Why would the Dodgers be liable at all?
Corporations that invite customers to their facilities owe those customers a duty to provide adequate security on their property. Corporations do not have to absolutely guarantee a customer's safety from harm caused by another, but need to at least take reasonable precautions and reasonably attempt to prevent the kinds of attacks that occurred here. The question is: did the company use reasonable and ordinary care to help prevent foreseeable dangers on its property? It's not uncommon, for example, for shopping malls or other stores with inadequate security and lighting to get sued when a shopper gets attacked and seriously injured by a thief in the parking lot.
A prior history of criminal activity on the corporation's property is often damaging evidence because it shows the corporation had notice and knowledge that a security problem existed,yet decided not to do anything about it. Certainly, the jury in this case must have decided that the Dodgers, currently valued at $2 billion, could have invested a little more of its money to protect the fans attending its games.
Allowing a jury to assess fault against a corporation with inadequate security also ensures that the customer will get some compensation for the injuries he has suffered. Most of the time, the person who harmed the customer is someone who cannot be found, will not be covered by insurance for criminal acts or is in jail, rendering any kind of recovery from the attacker extremely difficult if not impossible. For example, Stow will never see a penny from the men who attacked him, as they are currently serving sentences in prison.
It's important to note that since the Stow beating, the Dodgers have in fact increased security measures at its ballpark. Lawsuits like these give corporations a legitimate incentive to make sure their security is up to speed.
Why isn't Frank McCourt personally liable?
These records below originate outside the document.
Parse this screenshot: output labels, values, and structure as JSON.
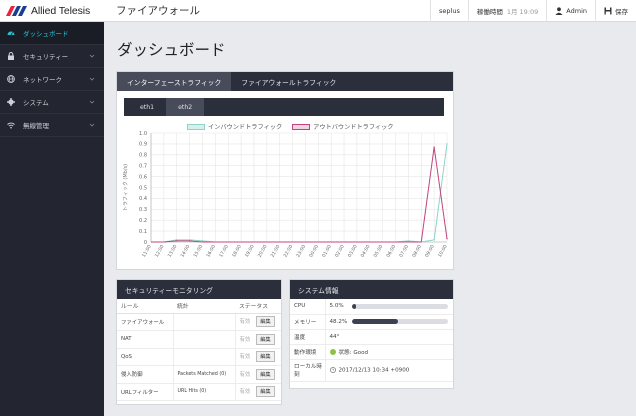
{
  "header": {
    "brand": "Allied Telesis",
    "app_title": "ファイアウォール",
    "hostname": "seplus",
    "uptime_label": "稼働時間",
    "uptime_value": "1月 19:09",
    "user": "Admin",
    "save": "保存",
    "brand_colors": {
      "red": "#e6243a",
      "blue": "#1a3f8f"
    }
  },
  "sidebar": {
    "items": [
      {
        "label": "ダッシュボード",
        "icon": "dashboard-icon",
        "active": true
      },
      {
        "label": "セキュリティー",
        "icon": "lock-icon"
      },
      {
        "label": "ネットワーク",
        "icon": "globe-icon"
      },
      {
        "label": "システム",
        "icon": "gear-icon"
      },
      {
        "label": "無線管理",
        "icon": "wifi-icon"
      }
    ]
  },
  "page": {
    "title": "ダッシュボード"
  },
  "traffic": {
    "tabs": [
      "インターフェーストラフィック",
      "ファイアウォールトラフィック"
    ],
    "subtabs": [
      "eth1",
      "eth2"
    ],
    "legend": [
      "インバウンドトラフィック",
      "アウトバウンドトラフィック"
    ]
  },
  "chart_data": {
    "type": "line",
    "ylabel": "トラフィック (Mb/s)",
    "ylim": [
      0,
      1.0
    ],
    "yticks": [
      "0",
      "0.1",
      "0.2",
      "0.3",
      "0.4",
      "0.5",
      "0.6",
      "0.7",
      "0.8",
      "0.9",
      "1.0"
    ],
    "x": [
      "11:00",
      "12:00",
      "13:00",
      "14:00",
      "15:00",
      "16:00",
      "17:00",
      "18:00",
      "19:00",
      "20:00",
      "21:00",
      "22:00",
      "23:00",
      "00:00",
      "01:00",
      "02:00",
      "03:00",
      "04:00",
      "05:00",
      "06:00",
      "07:00",
      "08:00",
      "09:00",
      "10:00"
    ],
    "grid": true,
    "legend_position": "top",
    "series": [
      {
        "name": "インバウンドトラフィック",
        "color": "#8fd3c8",
        "values": [
          0,
          0,
          0.02,
          0.02,
          0.01,
          0,
          0,
          0,
          0,
          0,
          0,
          0,
          0,
          0,
          0,
          0,
          0,
          0,
          0,
          0,
          0.01,
          0,
          0.02,
          0.9
        ]
      },
      {
        "name": "アウトバウンドトラフィック",
        "color": "#c2447e",
        "values": [
          0,
          0,
          0.01,
          0.01,
          0,
          0,
          0,
          0,
          0,
          0,
          0,
          0,
          0,
          0,
          0,
          0,
          0,
          0,
          0,
          0,
          0,
          0,
          0.87,
          0.03
        ]
      }
    ]
  },
  "security": {
    "title": "セキュリティーモニタリング",
    "columns": [
      "ルール",
      "統計",
      "ステータス"
    ],
    "rows": [
      {
        "rule": "ファイアウォール",
        "stat": "",
        "status": "有効",
        "btn": "編集"
      },
      {
        "rule": "NAT",
        "stat": "",
        "status": "有効",
        "btn": "編集"
      },
      {
        "rule": "QoS",
        "stat": "",
        "status": "有効",
        "btn": "編集"
      },
      {
        "rule": "侵入防御",
        "stat": "Packets Matched (0)",
        "status": "有効",
        "btn": "編集"
      },
      {
        "rule": "URLフィルター",
        "stat": "URL Hits (0)",
        "status": "有効",
        "btn": "編集"
      }
    ]
  },
  "system": {
    "title": "システム情報",
    "cpu_label": "CPU",
    "cpu_value": "5.0%",
    "cpu_pct": 5.0,
    "mem_label": "メモリー",
    "mem_value": "48.2%",
    "mem_pct": 48.2,
    "temp_label": "温度",
    "temp_value": "44°",
    "state_label": "動作環境",
    "state_value": "状態: Good",
    "time_label": "ローカル時刻",
    "time_value": "2017/12/13 10:34 +0900",
    "good_color": "#8bc34a"
  }
}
This gets a little complicated, but the important thing to know to impress your friends at cocktail parties is owners of corporations will rarely be personally financially responsible for the negligent action of the corporation, as the two are usually considered separate entities for legal purposes.
What's the importance of the percentages of fault?
In Arizona, the defendants are only responsible to pay their percentage of fault out of the total verdict. So, if this case were to be tried in Arizona, the Dodgers would only be responsible for 25% of the total $18 million, or $4.5 million. Likewise, if the plaintiff is found to be partially responsible for his own injuries, his percentage of fault will be subtracted from the total verdict.
Here, Stow was not found at fault, so there is no deduction due to any fault on the plaintiff's part. (However, it would not have been too surprising if the jury assessed some fault against Stow here, as his BAC was approximately .18 at the time of the attack--he had had a bit to drink and might have played some role in instigating the fight).
Ok. So why do the Dodgers have to fork up $14 million if they are only 25% at fault?
Again, this get's complicated, but the short answer is because this case was in California, not Arizona. In California, plaintiffs can collect 100% of all economic damages (i.e. damages designated to past and future medical care, lost wages, things you can put a solid number on) against any defendant found to be any percentage of fault. So, even though the Dodgers were only found to be 25% responsible for what happened, California law allows Stow to collect 100% of his economic damages against the Dodgers. (Exception: had the jury assessed any fault against Stow, his percentage of fault would have been subtracted from the total economic damages portion of his verdict).
This California law is more plaintiff friendly than the law in Arizona, and goes along the same lines of helping ensure the plaintiff will at least get his economic damages taken care of by the negligent defendant with the largest pockets.
Here, it appears the jury awarded Stow approximately $14 million in economic damages and $4 million in non-economic damages (i.e. pain and suffering, emotional distress, loss of enjoyment of life, things that are harder to put an absolute monetary value on).
Have other questions about this case? Feel free to comment and we will do our best to answer them!